For materials that are purely conductive or purely dielectric, the relaxation process occurs rapidly, and the relaxation times are typically outside the measurement range of dielectric or impedance spectroscopy. However, in many other materials, such as those where the motion of mobile charge carriers or molecules is impeded by factors like the material’s viscosity, the relaxation times fall within a wide range, spanning from picoseconds to weeks. This corresponds to frequencies ranging from microhertz to several gigahertz, making them measurable using Eynocs Impedance Analyzers ( up to 100MHz). This observation is particularly relevant in the case of polymer materials, where the molecular dynamics are hindered by the entanglement of the molecular chains.

Non-Linear Material effects
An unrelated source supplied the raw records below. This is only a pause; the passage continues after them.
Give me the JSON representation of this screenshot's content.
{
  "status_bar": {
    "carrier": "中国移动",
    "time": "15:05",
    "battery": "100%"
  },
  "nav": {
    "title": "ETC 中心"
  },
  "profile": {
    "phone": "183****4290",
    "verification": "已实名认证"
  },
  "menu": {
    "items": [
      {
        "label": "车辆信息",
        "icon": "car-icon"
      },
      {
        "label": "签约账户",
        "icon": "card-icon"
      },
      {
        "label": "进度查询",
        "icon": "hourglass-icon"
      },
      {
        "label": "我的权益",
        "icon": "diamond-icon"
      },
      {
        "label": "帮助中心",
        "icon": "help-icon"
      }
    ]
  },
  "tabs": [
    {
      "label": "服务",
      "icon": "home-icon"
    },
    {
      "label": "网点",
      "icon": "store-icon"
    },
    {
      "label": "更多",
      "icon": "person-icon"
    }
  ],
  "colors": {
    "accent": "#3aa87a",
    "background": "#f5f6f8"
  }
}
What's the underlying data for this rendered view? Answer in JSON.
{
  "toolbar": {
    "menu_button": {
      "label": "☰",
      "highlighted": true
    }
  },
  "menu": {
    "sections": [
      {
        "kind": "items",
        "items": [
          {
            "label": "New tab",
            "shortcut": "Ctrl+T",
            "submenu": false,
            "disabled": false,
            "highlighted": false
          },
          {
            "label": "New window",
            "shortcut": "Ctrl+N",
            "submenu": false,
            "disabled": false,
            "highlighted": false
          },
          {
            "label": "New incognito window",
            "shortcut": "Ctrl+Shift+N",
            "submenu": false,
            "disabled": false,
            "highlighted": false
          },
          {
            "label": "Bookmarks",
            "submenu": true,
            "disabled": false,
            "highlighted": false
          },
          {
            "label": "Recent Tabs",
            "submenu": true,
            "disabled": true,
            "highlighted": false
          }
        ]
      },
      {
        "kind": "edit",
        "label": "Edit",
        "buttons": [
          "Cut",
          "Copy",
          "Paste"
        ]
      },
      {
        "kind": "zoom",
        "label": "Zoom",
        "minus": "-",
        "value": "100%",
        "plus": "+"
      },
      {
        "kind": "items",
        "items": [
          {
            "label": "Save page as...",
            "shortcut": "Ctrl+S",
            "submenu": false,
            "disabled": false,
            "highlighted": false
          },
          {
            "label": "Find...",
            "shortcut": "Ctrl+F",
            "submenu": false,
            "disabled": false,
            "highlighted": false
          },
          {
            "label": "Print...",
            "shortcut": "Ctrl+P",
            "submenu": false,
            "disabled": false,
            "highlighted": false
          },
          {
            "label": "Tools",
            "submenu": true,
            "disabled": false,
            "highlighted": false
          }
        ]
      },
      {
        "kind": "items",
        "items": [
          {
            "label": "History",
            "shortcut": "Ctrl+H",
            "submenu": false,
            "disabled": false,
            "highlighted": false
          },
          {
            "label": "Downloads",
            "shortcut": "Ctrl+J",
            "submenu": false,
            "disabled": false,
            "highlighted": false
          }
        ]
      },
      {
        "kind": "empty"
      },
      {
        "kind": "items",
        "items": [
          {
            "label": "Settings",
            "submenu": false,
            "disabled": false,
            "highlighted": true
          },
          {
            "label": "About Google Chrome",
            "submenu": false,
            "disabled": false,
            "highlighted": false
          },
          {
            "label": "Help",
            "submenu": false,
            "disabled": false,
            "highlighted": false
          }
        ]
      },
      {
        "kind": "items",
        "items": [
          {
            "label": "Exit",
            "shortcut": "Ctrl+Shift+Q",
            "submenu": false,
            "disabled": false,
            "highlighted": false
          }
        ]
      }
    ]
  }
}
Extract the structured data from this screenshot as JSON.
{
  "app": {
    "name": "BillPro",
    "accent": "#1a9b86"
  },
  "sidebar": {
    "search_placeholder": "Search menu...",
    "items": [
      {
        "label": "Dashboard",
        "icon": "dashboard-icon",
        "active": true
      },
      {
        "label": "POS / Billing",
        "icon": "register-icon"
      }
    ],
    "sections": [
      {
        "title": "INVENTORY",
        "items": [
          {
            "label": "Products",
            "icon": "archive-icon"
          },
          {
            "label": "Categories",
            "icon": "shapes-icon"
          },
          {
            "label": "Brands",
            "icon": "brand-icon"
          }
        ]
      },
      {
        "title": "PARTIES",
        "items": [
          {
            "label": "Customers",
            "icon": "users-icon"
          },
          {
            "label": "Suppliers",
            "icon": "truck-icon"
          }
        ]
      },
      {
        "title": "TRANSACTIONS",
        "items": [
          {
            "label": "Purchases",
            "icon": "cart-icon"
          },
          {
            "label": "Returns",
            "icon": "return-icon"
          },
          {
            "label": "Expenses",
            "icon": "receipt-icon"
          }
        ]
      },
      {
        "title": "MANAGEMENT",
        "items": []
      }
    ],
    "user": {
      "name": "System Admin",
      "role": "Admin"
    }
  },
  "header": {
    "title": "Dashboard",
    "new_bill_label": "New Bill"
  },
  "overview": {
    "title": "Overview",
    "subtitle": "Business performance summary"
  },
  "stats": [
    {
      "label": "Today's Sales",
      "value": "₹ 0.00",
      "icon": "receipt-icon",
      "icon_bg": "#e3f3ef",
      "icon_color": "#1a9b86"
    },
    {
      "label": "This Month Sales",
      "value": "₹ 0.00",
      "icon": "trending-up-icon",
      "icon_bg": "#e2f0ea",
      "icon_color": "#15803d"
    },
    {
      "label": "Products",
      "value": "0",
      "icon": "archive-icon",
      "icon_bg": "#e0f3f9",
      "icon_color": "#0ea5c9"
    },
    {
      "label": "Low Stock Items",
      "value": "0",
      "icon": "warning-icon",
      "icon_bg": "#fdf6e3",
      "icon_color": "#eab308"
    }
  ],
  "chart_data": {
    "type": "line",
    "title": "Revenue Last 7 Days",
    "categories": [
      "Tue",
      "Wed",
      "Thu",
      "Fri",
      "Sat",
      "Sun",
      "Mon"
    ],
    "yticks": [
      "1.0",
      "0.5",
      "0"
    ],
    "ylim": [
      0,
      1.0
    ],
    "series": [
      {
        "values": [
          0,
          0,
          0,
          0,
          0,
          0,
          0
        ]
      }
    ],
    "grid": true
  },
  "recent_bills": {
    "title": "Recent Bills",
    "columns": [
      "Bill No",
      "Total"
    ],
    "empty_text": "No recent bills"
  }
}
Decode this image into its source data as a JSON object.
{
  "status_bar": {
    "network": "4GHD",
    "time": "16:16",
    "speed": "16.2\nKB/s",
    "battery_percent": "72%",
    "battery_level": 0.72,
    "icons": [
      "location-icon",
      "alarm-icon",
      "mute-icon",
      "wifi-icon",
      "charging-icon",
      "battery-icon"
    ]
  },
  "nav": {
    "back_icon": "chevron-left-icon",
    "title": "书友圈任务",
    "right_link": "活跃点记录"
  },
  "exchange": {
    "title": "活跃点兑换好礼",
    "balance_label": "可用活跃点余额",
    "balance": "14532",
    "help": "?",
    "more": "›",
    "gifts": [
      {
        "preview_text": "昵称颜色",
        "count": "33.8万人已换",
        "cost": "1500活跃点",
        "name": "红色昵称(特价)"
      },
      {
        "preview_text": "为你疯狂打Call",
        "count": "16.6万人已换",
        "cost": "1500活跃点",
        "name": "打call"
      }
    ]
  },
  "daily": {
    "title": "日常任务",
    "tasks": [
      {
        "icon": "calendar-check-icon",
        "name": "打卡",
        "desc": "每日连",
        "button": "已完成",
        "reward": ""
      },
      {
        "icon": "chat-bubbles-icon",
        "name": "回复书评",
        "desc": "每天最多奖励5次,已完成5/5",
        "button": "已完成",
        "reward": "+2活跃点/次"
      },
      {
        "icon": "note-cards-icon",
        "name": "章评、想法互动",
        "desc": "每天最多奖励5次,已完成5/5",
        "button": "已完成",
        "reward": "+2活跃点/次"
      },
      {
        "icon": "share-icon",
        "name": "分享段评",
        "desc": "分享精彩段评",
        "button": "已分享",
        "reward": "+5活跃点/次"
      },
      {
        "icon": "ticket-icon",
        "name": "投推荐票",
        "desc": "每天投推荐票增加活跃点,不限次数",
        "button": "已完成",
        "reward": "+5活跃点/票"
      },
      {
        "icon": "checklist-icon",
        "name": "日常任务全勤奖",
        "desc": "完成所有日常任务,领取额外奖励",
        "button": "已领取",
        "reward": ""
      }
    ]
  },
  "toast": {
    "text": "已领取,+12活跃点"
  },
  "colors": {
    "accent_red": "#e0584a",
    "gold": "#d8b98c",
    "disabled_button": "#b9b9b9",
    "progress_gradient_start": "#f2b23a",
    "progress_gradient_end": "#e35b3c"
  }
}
Eynocs offers turnkey solutions that facilitates measurements of sample voltage and current, encompassing DC components, harmonic base waves, and higher harmonics up to the interface’s upper frequency limit. which means that complete support for nonlinear evaluation is provided by Eymea software. It read and visually represent all voltage and current base, as well as higher harmonic components. Additionally, various parameters such as DC material parameters, linear impedance, permittivity, conductivity, and their corresponding higher harmonic terms are processed. The higher harmonic current components are computed via complex Fourier Transform derived from the sampled current.